The classic analysis of the kind of thinking that goes on in totalitarian societies was made by the English novelist and essayist George Orwell in his novel Nineteen Eighty-Four , published in 1949 and set in Oceania, a future totalitarian society in which the cult of personality centers on the infallible, all-knowing leader known as Big Brother. In Oceania, the people are trained from an early age in what is called “crimestop,” a kind of unconscious self-censorship in which a person automatically stops short of any thought that might lead in a heretical direction. Should that process break down, the result is “thoughtcrime,” which is not an actual crime or any act at all, but simply a thought that does goes against the interests of the Party. Should it be discovered, a person can be arrested for thoughtcrime. In “Immortality,” there is a clear example of what Orwell meant by both these terms. When the people from the town visit the memorial to the dead dictator, they see a mass of white paper flowers around the coffin, and some of them, just for a moment, wonder if the flowers are collected each night and resold the following day. But they instantly repress the thought and feel ashamed of themselves for thinking it. In other words, just as a “thoughtcrime” pops up, “crimestop” comes into play. The people have been conditioned and are now incapable of thinking a negative thought about the Party.

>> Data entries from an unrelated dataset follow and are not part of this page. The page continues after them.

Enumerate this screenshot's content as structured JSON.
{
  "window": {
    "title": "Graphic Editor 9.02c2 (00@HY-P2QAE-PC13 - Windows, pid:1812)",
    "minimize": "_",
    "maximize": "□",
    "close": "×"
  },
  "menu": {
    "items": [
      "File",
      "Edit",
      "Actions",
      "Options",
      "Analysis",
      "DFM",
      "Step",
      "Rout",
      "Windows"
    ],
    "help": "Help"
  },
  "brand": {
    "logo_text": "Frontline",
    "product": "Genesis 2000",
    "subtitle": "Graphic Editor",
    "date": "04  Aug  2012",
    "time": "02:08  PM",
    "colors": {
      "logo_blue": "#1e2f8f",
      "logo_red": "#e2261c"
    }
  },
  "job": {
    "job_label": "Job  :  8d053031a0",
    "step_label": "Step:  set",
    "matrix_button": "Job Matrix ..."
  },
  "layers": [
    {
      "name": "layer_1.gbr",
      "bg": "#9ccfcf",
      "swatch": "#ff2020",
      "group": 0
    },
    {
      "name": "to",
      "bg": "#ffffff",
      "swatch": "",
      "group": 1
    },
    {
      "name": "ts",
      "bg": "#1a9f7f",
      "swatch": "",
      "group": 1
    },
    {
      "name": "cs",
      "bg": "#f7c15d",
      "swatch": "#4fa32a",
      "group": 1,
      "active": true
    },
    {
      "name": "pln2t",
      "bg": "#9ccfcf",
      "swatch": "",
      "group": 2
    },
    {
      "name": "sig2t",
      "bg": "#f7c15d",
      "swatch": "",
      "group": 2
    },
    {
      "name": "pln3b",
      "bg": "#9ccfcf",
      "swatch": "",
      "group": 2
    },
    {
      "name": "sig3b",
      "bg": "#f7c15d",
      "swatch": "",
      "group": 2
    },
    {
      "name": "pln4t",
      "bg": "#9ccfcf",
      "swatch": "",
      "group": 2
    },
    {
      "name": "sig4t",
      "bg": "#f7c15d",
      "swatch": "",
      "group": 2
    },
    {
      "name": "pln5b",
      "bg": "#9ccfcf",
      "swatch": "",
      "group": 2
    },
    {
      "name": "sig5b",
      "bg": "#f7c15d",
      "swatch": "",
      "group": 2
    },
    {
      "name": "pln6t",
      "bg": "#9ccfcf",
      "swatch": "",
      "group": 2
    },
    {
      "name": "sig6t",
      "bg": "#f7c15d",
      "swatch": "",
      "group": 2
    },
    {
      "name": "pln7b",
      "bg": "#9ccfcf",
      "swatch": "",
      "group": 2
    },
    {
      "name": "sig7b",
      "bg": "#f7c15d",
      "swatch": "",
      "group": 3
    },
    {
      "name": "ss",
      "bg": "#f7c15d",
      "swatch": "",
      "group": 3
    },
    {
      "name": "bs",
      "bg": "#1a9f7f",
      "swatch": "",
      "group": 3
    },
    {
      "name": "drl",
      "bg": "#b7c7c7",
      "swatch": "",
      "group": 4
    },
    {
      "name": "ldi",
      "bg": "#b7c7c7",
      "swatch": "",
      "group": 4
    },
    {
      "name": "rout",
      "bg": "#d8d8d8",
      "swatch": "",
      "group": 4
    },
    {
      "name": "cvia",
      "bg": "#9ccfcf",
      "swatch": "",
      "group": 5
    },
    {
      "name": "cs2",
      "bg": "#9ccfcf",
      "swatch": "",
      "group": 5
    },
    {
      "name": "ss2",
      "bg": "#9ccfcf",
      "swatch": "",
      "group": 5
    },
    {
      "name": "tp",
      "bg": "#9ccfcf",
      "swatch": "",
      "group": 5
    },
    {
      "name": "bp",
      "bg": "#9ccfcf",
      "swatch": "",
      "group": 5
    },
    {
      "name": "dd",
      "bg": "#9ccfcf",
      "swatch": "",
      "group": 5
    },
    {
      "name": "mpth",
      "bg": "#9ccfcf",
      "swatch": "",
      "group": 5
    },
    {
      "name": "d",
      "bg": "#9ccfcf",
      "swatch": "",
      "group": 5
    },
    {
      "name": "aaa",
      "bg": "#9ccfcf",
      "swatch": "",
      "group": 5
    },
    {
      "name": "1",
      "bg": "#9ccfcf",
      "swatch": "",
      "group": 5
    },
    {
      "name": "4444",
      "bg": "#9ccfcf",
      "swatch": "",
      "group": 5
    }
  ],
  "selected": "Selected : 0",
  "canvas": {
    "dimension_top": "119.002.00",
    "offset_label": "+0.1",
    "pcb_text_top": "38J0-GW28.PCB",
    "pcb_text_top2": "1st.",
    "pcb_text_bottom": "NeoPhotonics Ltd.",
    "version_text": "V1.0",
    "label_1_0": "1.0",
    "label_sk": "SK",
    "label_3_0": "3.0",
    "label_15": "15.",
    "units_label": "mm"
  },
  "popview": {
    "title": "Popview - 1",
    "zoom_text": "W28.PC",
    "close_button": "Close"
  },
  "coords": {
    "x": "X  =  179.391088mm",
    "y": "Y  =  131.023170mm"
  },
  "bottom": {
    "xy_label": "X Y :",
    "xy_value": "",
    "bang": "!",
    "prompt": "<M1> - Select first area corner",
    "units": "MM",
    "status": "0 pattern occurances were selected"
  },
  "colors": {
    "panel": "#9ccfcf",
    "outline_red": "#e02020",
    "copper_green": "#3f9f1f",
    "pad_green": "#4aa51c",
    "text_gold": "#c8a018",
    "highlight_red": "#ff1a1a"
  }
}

Other elements in “Immortality” show how the masses have had their ability to think in a rational manner blunted by the propaganda of the Party. When they discover that their beloved leader is willing to sacrifice half the population of China to American bombs, they direct their anger not at the dictator, to whom they make ostentatious displays of loyalty, but at the United States. Perhaps even more disturbingly, later, when cracks start to appear in the monolithic cult, the people seem indifferent But for the most part, the brainwashed masses were unable to entertain the notion that their kind and noble leader might also be a man who ordered or condoned mass murder and was indifferent to the value of human life.” to the dictator’s crimes. Rumors circulate that fifty million may have died from famine and persecution during his reign, but when the people realize that this is less than the number of people the dictator was willing to sacrifice in a nuclear war, they say, in a matter-of-fact way, “So what is all the fuss about?” Still without the strength to call their leaders to account, they soon acquiesce and even applaud the statements of a later leader who says he is willing to sacrifice many thousands of lives in exchange for social stability. It seems that the long habit of subservience to authoritarian leaders is not an easy one to shake off.
Bryan Aubrey, Ira Mark Milne – Short Stories for Students – Presenting Analysis, Context & Criticism on Commonly Studied Short Stories, vol. 24, Yiyun Li, Published by Gale Group, 2006